The sessions judge, who had made controversial observations in his orders while granting bail to an accused in two sexual harassment cases in Kozhikode district, had once disposed of a case after sending a WhatsApp message to the accused about the hearing date, the Kerala High Court has been informed by its Registrar General (RG).
This, coupled with the sessions judge’s ”successive inappropriate approaches” in dealing with sexual harassment cases was the reason for his transfer to a Labour Court in Kollam district, RG P Krishna Kumar has said in an affidavit.
The affidavit has been filed in response to the sessions judge’s appeal against an order of a single judge of the High Court upholding his transfer.
Referring to the two controversial orders of the sessions judge, S Krishnakumar, granting bail to writer and social activist Civic’ Chandran in separate cases of sexual harassment, the RG has said that the decisions ”point to the cussedness of the approach of the officer”.
”These orders point to the cussedness of the approach of the officer subjecting the entire judiciary in a poor light among the general public which would lead to the erosion of the public confidence in the institution,” the RG said in his affidavit dated October 10.
It also said that the judicial officer — while serving as Additional Sessions Judge, Kollam — had ”in a hurry to take up a deputation post, disposed of a sessions case after sending a WhatsApp message to the accused regarding the posting of the case”.
This decision of the judicial officer was set aside by the High Court which, according to the RG’s affidavit, had said that ”zeal to dispose of as many cases as possible is a laudable quality for a judge, especially at a time when we talk about docket explosion. Legal rights of a party shall not be a casualty in a hurry to dispose of cases”.

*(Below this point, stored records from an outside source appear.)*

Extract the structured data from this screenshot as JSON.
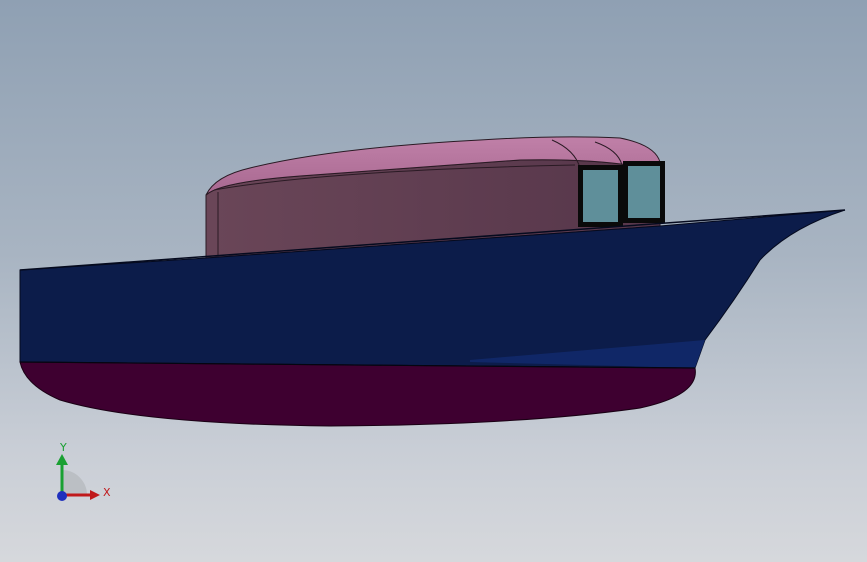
{
  "viewport": {
    "background_top": "#8fa0b3",
    "background_bottom": "#d6d8dc"
  },
  "model": {
    "hull_color": "#0c1c4a",
    "hull_shade_color": "#0f2563",
    "bottom_color": "#3e0030",
    "cabin_side_color": "#5c3a4c",
    "cabin_roof_color": "#b07096",
    "window_glass_color": "#5f8f9a",
    "window_frame_color": "#0a0a0a"
  },
  "triad": {
    "x_label": "X",
    "y_label": "Y",
    "x_color": "#c0191b",
    "y_color": "#19a032",
    "z_color": "#1e2fbd",
    "icon": "axis-triad-icon"
  }
}
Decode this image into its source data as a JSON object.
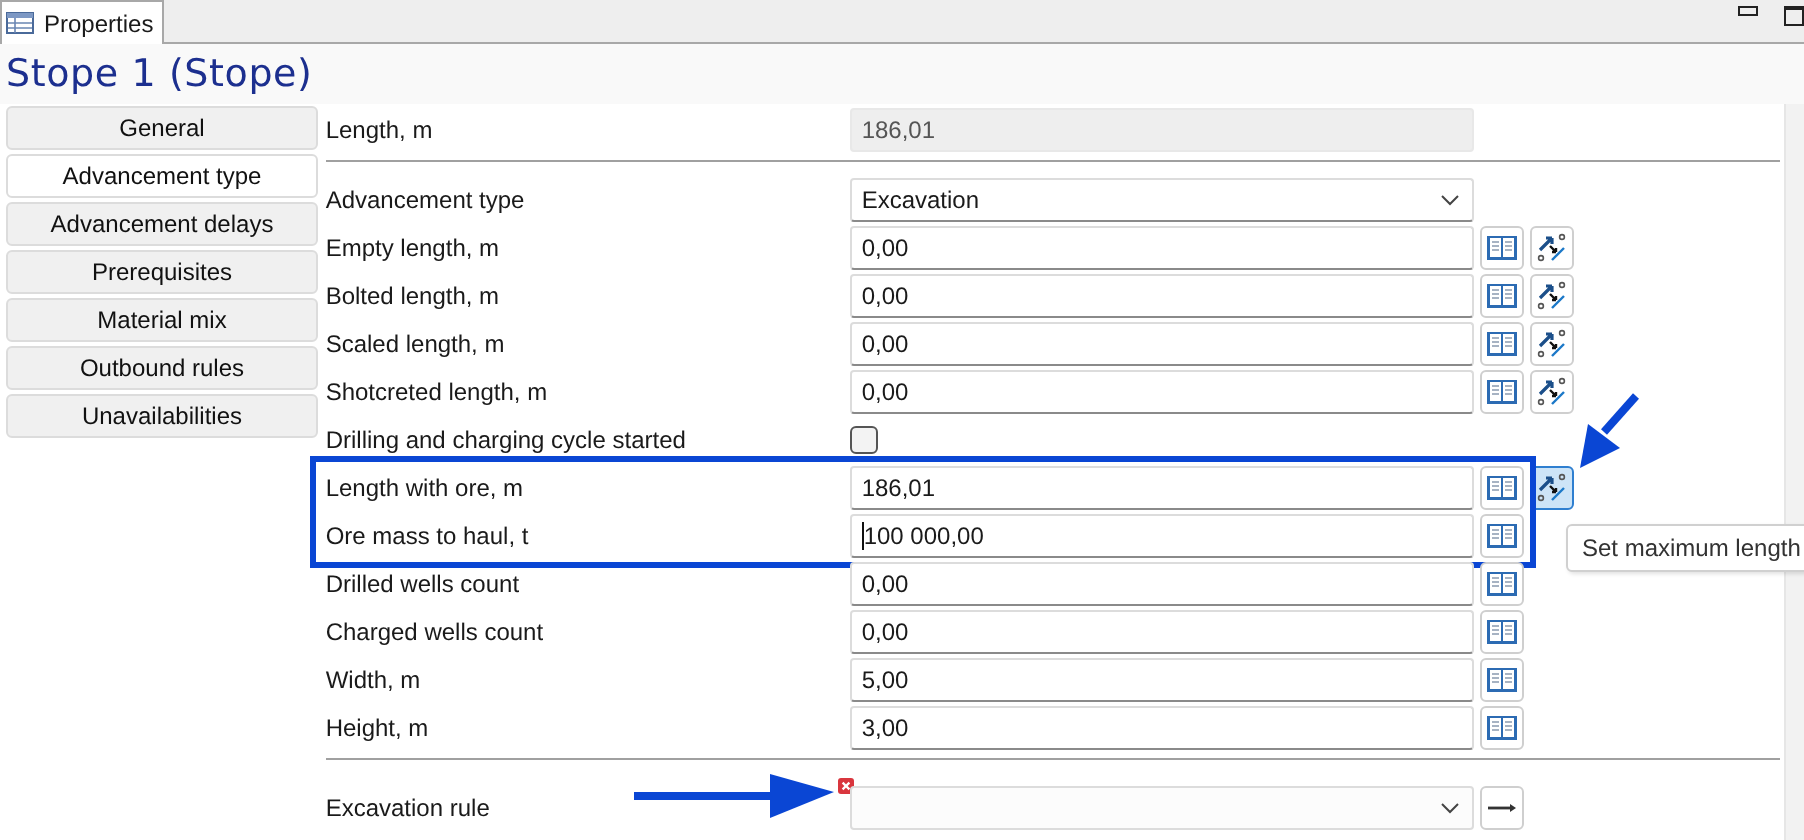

It also said that the Judge-in-charge of Kozhikode judicial district had noted that various judicial orders passed by the appellant had invited scathing and severe criticisms from the public as well as the academicians.
”In the above circumstances, the Judge-in-charge of Kozhikode district called for a report from the registry and also considered many of the orders and judgements passed by the appellant (S Krishnakumar),” the RG’s affidavit said.
It further said that after considering the ”unwarranted observations” of the judicial officer with regard to the attire of a woman and ”having regard to the successive inappropriate approaches made by the officer in dealing with matters of the nature aforesaid, the High Court decided to post him in the Labour Court, Kollam, in the general interests of the administration of justice”.
The RG also told the High Court that the Supreme Court has ruled that inefficiency or misbehaviour could expose an officer to be transferred to a post borne in the same cadre.
The apex court also held that such a transfer need not be preceded by a departmental enquiry and same will be in the interest of administrative exigency and such a transfer would certainly fall within the sweep of administrative ground or public interest, the affidavit said.
Even the High Court has held that transfer made to ensure efficiency in administration and maintenance of discipline cannot be interfered with, it said.
In view of these facts and the judgements, the order of the single judge of the High Court ”does not suffer from any infirmity” and the appeal against it ”lacks merit” and the same should be dismissed, the affidavit said.
It has also sought vacation of the interim order of a division bench of the High Court staying the transfer of the judicial officer on his appeal against the single judge’s decision.
Krishnakumar, 59, in his plea before the single bench had said that he was discharging his duty as a Principal District and Sessions Judge, Kozhikode, from June 6, 2022 and his transfer order issued by the Registrar of the High Court was against the transfer norms.
On September 1, the single judge had dismissed his plea saying there was no reason to interfere with the transfer order as the post of Presiding Officer of Labour Court that he has been transferred to was equivalent to that of a District Court Judge.
Krishnakumar’s observations regarding survivors in his two orders on the anticipatory bail pleas moved by accused ‘Civic’ Chandran in two sexual harassment cases had stirred up a controversy.
While granting bail to Chandran in the case, Krishnakumar, in his order dated August 2, observed that the accused is a reformist, and against the caste system and it is highly unbelievable that he would touch the body of the victim fully knowing that she belongs to the Scheduled Caste (SC).
The judge had also made controversial observations about the dressing of another survivor while granting bail to Chandran on August 12 in the bail application moved by the latter in another case of sexual harassment against him.
In its August 12 order, the court had observed that the photograph of the complainant, produced by the accused along with the bail application, would explain that she herself dressed in a sexually provocative manner and it is impossible to believe that a man aged 74 and physically disabled would ever do the offence.